* _TASK REQUIREMENTS_: Find all lines in the records that include the word "adreses", and copy them out.
————————
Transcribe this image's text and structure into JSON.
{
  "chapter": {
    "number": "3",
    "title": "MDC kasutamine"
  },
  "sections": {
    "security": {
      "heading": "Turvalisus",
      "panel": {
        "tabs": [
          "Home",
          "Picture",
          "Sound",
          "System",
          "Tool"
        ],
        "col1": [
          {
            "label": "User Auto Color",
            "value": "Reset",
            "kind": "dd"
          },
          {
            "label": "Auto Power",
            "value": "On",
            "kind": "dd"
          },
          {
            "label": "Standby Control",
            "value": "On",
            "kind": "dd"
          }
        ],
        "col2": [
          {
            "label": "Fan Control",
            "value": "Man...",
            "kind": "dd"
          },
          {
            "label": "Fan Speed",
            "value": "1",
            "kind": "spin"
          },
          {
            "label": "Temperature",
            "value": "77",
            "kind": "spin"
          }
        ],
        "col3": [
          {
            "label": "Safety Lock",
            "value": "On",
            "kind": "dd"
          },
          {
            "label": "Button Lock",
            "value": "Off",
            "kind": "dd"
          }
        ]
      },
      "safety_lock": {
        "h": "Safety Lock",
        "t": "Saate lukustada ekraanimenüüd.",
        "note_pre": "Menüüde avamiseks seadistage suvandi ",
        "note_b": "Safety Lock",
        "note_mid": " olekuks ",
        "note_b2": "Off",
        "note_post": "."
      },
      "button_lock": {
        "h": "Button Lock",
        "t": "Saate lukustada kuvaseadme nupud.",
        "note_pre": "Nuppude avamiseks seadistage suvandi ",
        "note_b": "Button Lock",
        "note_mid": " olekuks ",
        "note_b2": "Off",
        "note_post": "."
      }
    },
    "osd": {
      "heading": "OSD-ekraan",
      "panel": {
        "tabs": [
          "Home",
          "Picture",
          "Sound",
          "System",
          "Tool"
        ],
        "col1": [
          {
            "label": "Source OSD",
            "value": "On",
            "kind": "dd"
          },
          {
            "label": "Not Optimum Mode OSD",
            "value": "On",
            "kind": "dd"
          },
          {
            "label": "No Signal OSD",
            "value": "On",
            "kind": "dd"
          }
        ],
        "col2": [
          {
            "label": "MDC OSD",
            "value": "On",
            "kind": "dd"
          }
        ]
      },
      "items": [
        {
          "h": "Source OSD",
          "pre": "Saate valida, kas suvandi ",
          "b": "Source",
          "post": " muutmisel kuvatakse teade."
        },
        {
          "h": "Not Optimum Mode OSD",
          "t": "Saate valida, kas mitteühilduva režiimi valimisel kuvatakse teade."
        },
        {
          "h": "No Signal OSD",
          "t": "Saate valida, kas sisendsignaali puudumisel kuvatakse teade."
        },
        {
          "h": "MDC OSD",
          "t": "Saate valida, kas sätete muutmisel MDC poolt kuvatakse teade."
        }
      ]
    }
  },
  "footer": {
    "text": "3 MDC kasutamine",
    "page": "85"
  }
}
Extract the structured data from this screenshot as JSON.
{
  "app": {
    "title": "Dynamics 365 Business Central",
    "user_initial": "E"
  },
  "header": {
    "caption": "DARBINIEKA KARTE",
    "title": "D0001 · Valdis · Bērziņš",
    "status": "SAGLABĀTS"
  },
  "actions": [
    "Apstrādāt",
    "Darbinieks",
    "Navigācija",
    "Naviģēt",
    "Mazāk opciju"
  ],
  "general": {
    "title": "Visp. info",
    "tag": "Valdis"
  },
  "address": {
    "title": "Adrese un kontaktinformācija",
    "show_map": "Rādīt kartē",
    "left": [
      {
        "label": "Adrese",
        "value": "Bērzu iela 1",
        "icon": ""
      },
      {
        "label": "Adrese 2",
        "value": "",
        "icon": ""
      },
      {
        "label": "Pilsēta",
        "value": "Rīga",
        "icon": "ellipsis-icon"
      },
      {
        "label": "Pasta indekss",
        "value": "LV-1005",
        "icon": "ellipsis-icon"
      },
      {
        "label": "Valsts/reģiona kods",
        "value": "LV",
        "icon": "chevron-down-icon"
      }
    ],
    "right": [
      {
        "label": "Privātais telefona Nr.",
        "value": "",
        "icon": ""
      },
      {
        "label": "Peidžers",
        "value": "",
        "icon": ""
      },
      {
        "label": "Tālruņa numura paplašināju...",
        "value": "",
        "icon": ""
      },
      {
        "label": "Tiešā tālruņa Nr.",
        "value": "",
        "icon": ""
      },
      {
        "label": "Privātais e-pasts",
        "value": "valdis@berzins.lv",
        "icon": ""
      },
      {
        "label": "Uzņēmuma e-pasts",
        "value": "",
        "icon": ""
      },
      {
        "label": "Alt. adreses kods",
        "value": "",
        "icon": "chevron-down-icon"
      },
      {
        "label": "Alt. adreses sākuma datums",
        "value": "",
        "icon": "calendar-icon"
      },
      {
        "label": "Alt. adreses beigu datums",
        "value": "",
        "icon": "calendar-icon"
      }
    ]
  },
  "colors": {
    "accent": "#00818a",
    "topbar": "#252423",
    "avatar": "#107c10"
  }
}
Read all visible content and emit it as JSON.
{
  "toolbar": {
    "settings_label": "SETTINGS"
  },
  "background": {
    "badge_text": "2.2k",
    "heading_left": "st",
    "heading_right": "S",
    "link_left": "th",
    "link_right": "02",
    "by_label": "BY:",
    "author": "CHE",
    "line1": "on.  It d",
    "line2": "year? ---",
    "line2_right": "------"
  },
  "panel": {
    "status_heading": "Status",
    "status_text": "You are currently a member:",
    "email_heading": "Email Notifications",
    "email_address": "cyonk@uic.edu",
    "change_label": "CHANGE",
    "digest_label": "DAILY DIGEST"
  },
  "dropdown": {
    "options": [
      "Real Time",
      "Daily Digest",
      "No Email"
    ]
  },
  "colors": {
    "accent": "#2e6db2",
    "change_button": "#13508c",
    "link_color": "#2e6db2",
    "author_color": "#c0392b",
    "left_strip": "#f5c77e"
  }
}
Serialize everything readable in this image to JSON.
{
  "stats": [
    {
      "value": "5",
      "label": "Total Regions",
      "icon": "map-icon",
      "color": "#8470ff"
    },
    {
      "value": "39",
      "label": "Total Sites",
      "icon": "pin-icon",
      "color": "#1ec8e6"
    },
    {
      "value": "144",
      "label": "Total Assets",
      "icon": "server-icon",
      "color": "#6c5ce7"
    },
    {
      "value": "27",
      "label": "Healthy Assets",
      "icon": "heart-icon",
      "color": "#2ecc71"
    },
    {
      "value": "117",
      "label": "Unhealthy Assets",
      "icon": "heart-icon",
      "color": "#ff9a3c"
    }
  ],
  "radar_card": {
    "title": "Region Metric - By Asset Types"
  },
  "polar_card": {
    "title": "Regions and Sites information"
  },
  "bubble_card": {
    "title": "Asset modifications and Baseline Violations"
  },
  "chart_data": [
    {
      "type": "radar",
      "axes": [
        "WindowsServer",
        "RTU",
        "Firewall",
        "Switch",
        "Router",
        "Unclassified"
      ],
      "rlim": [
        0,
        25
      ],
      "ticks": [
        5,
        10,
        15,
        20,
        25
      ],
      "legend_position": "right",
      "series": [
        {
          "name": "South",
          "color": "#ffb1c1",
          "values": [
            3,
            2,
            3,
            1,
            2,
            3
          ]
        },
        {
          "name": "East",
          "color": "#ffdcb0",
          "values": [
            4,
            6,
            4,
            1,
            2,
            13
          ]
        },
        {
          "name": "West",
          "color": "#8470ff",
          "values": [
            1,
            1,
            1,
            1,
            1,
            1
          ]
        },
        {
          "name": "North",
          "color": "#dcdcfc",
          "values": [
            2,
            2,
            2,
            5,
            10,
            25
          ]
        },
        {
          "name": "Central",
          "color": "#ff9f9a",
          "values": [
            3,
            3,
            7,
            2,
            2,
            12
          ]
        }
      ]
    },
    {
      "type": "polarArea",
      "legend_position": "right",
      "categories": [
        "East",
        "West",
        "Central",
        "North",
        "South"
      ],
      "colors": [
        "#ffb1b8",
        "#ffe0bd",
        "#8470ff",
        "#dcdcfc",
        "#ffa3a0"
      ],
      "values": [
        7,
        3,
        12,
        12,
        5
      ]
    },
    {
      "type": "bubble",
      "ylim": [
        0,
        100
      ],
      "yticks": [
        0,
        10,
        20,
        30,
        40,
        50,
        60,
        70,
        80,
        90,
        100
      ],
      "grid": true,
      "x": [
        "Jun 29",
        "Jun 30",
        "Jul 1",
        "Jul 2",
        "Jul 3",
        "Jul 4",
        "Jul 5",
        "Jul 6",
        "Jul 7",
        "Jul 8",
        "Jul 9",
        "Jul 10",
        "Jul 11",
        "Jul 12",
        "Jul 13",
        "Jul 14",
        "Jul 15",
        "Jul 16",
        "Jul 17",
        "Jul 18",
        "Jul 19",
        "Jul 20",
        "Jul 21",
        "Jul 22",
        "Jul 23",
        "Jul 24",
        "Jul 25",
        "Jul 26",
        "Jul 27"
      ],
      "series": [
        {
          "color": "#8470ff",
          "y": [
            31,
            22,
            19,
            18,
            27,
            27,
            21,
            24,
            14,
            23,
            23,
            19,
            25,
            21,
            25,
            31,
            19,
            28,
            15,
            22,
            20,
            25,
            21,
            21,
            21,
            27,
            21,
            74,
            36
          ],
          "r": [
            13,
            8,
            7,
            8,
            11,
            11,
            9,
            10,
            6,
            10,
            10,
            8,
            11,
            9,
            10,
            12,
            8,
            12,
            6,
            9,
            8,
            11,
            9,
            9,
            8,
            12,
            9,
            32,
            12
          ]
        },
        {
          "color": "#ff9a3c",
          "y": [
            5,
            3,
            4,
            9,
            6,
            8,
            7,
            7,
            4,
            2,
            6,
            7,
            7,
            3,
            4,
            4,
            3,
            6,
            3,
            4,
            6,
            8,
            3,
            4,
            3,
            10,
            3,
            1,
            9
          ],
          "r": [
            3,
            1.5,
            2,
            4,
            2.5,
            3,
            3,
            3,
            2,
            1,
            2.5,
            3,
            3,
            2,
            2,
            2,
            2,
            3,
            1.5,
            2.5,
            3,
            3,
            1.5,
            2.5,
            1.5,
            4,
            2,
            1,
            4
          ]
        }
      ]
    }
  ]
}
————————
* _EXERCISE SOLUTION_:
        "label": "Alt. adreses kods",
        "label": "Alt. adreses sākuma datums",
        "label": "Alt. adreses beigu datums",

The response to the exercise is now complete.